By Brian Fee
Transient

Edvard Munch's existential icon The Scream shattered auction records several nights ago. After months of buildup and a televised diss by New York magazine art critic Jerry Saltz, The Scream's 1895 pastel (the sole version of four not owned by a museum) sold at Sotheby's for $120 million. Guests posited whether or not it will be headed to Qatar. Me, I wondered if I'd ever see it in person.

I have complicated feelings toward owning art. I “get” that galleries show sellable commodities, a few of which may enter a museum's permanent collection. Most disappear to private collectors, until they return to the auction block or the unpredictable exhibition loan. And I'm not the type who entertains many invitations to visit these collectors' homes, if you know what I'm saying.

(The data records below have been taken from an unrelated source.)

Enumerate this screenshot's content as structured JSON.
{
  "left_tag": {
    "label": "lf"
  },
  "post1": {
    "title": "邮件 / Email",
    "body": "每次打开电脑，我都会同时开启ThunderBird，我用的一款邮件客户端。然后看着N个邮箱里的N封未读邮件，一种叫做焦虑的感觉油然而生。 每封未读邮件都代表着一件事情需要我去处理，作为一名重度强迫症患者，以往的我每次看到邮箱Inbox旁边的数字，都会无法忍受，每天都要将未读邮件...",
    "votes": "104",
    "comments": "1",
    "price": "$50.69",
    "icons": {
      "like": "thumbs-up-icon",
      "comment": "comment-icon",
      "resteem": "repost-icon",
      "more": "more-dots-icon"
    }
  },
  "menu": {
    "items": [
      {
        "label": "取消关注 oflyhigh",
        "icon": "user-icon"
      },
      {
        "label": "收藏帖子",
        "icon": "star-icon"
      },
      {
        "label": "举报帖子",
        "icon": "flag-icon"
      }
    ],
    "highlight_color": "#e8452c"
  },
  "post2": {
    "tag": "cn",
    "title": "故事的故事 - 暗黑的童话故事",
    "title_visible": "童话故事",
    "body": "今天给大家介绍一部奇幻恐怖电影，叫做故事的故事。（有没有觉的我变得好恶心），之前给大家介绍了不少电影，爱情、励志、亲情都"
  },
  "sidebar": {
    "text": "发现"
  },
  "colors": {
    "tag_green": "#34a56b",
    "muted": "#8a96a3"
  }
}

Nor am I immune to art-lust. I discovered, waffled about, and ultimately missed my first chance at ownable art in the two-artist show “Finders Keepers, Losers Weepers” at Jonathan LeVine Gallery. I was infatuated withJonathan Viner's ennui-immersed canvas The Fluidity of Power, and for like two minutes I had a shot at it. Stymied both by the price and the thought of fitting the huge thing in my tiny studio, I capitulated. I'm still kicking myself.

I am reminded of one of literature's most scene-stealing artworks: Hans Holbein the Younger's hauntingly skinny painting The Body of the Dead Christ in the Tomb. It captivated Fyodor Dostoevsky and is a mortal catalyst in The Idiot, where the plot shifts from rosy-glassed Prince Myshkin laughing with the cute Yepanchin girls to tormented Rogozhin musing about putting a knife in somebody. By positioning a copy of this grotesque masterpiece in Rogozhin's flat, the characters effectively splinter into darker realms. Who knows how it would've gone down if they encountered Holbein in Kunstmuseum Basel, where Dostoevsky saw it in 1867 and where it permanently hangs?

I'm mulling another mood-maker: Fix Me Doll by Tokyo-based artist Trevor Brown. It's a 180 from Holbein but right up my aesthetic alley. I've been a fan of Brown's subversive style for years and wear several tattoos inspired by his work. Fix Me Doll was in Brown's latest show in Ginza, Tokyo's Span Art Gallery, and the clock is ticking before another hardcore fan snags it.

Totally more attainable than The Scream, and perhaps more fun to look at? Ah, I'll probably wuss out.

Images: The Scream courtesy Reuters; Fix Me Doll courtesy Span Art Gallery